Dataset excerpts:
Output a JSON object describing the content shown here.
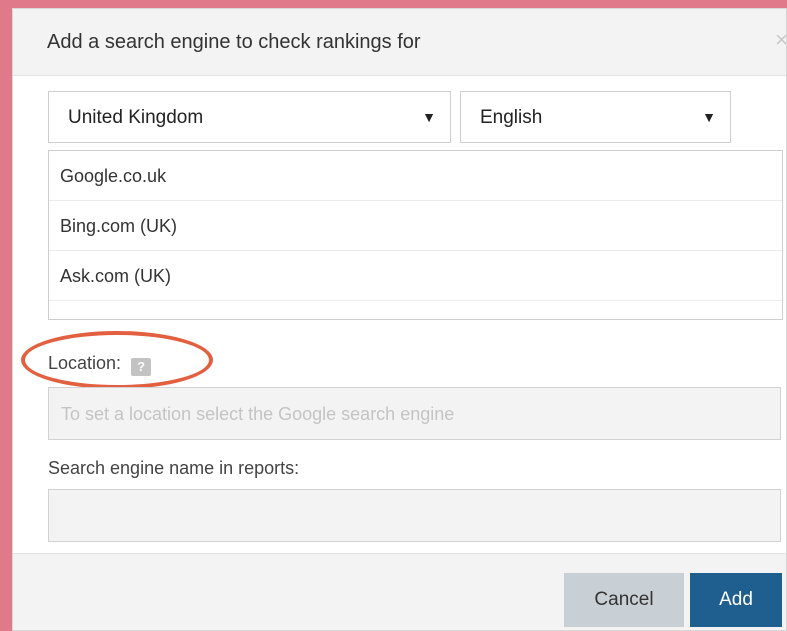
{
  "dialog": {
    "title": "Add a search engine to check rankings for",
    "close_icon": "×"
  },
  "country_select": {
    "value": "United Kingdom",
    "caret": "▼"
  },
  "language_select": {
    "value": "English",
    "caret": "▼"
  },
  "engines": [
    "Google.co.uk",
    "Bing.com (UK)",
    "Ask.com (UK)"
  ],
  "location": {
    "label": "Location:",
    "help_icon": "?",
    "placeholder": "To set a location select the Google search engine"
  },
  "report_name": {
    "label": "Search engine name in reports:",
    "value": ""
  },
  "footer": {
    "cancel_label": "Cancel",
    "add_label": "Add"
  },
  "colors": {
    "backdrop": "#e07a8a",
    "highlight": "#e2603f",
    "primary_button": "#1f5f8f"
  }
}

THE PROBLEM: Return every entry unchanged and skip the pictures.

ANSWER TO THIS EXERCISE:
Output a JSON object describing the content shown here.
{
  "dialog": {
    "title": "Add a search engine to check rankings for",
    "close_icon": "×"
  },
  "country_select": {
    "value": "United Kingdom",
    "caret": "▼"
  },
  "language_select": {
    "value": "English",
    "caret": "▼"
  },
  "engines": [
    "Google.co.uk",
    "Bing.com (UK)",
    "Ask.com (UK)"
  ],
  "location": {
    "label": "Location:",
    "help_icon": "?",
    "placeholder": "To set a location select the Google search engine"
  },
  "report_name": {
    "label": "Search engine name in reports:",
    "value": ""
  },
  "footer": {
    "cancel_label": "Cancel",
    "add_label": "Add"
  },
  "colors": {
    "backdrop": "#e07a8a",
    "highlight": "#e2603f",
    "primary_button": "#1f5f8f"
  }
}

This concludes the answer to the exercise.